And, when bad things do happen, we’re blown away, or we’re so disappointed we give up on our faith-walk. But, Jesus doesn’t promise an easy time. He puts it right out there in John chapter 16 verse 33 so we will know, “in this world you will have trouble,” trials of many kinds.
We develop perseverance through experience not through head knowledge.
This is the time period in which we live, and if we are going to faithfully persevere, we are going to have to accept this—not like it, but recognize it and not be discouraged. God is working during this time in history. He says, okay I am going to use those very things, those tough things to develop something in you, my daughters, so you can get through life faithfully. And, you can have joy in the process.
When James wrote that you will know that the testing of your faith develops perseverance, this “knowing” is gained through living it, not head knowledge gained through reading about it. I can read this and believe that it’s true in my mind. But, until I’ve experienced it myself or walked with a friend through a trial so I can see it’s real, it just sounds like pie-in-the-sky, churchy kind of thinking.
Remember how I said that if we let Jesus do it, He will remove that not-so-beautiful stuff and strengthen what’s left so we can faithfully persevere and have joy in the process. If we let Him. There’s a choice to not let Him.
The choice to persevere
You have to choose perseverance for it to finish its work. What would be the opposite? Whining. Complaining. Grumbling. Anger at God. Giving up. Using an acceptable but unbiblical practice of your culture to fix it—whatever IT is. We forget where we are going with Jesus. We move, change jobs, divorce, avoid, blame, consider ourselves victims, buy our way out, drink and drug our way out. You’ve seen your friends do this, haven’t you? Maybe you’ve done it. I know I have.
But, if we let Him, Jesus will remove that yucky stuff to make us mature and complete, not lacking in anything needed. It means having what’s necessary to live out Jesus’ life in us. It doesn’t mean perfect. We’re not promised perfection in this life. But, God will finish His particular work in us before He takes us home.
For you and me, God has things for us to do, kingdom work to do here on earth, during this time between Genesis 3 and Revelation 21. And, He needs us to be mature. To be grown up. It’s hard work to grow up, isn’t it?

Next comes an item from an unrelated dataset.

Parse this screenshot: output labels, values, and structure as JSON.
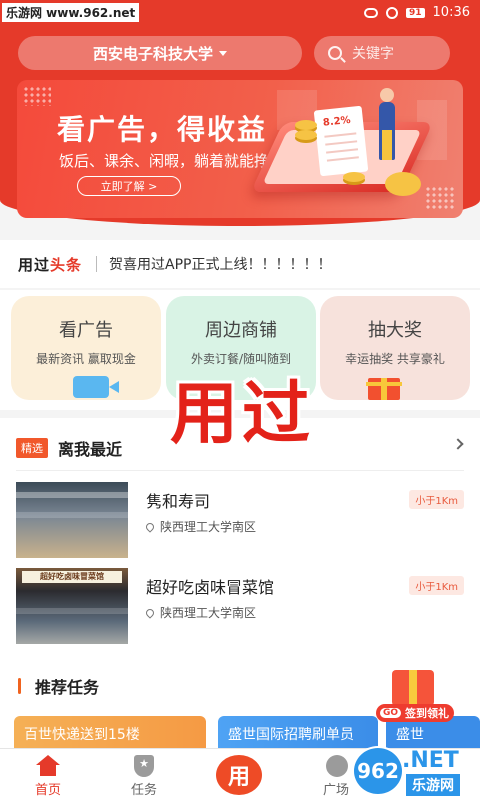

I am not good at letting perseverance finish its work when I have a way out. What about you? It’s like exercising. I know I need to do it so I get started then get sidetracked and don’t get back to it. When I don’t have a way out, I am pretty good at persevering. That’s the value of backpacking. You’re stuck out there. You have to bear under the load and complete the trek in order to get out!!
When we look at life just with our own eyes, we become fearful and pessimistic. We think to ourselves, “Nothing’s going to work. I don’t know if I can get through this.” But, as you move forward in faith, the Holy Spirit strengthens you and gives you courage that you didn’t know you had.
Our Profiles of Perseverance Bible Study will teach you more about having perseverance in your life.
Dear sisters, God allows things in our lives to test us, but His motive is not to trip us up. It’s not to make us fail, although our choosing to do so is always a possibility.
To have a joyful walk, you need to know Christ and know who you are as a Christian. You need to know whom you are serving. You need to know where you are going. Keep the eyes of your heart focused on Jesus, and the joy of becoming stronger, of fulfilling a purpose, of growing up as God’s child—the rewards of perseverance. I’m not talking about just when we get to heaven. I’m talking today. A joyful walk is one of those rewards.
Let Jesus satisfy your heart with joy so that your daily walk with Him will be a joyful one. Choose to step through life satisfied by Him.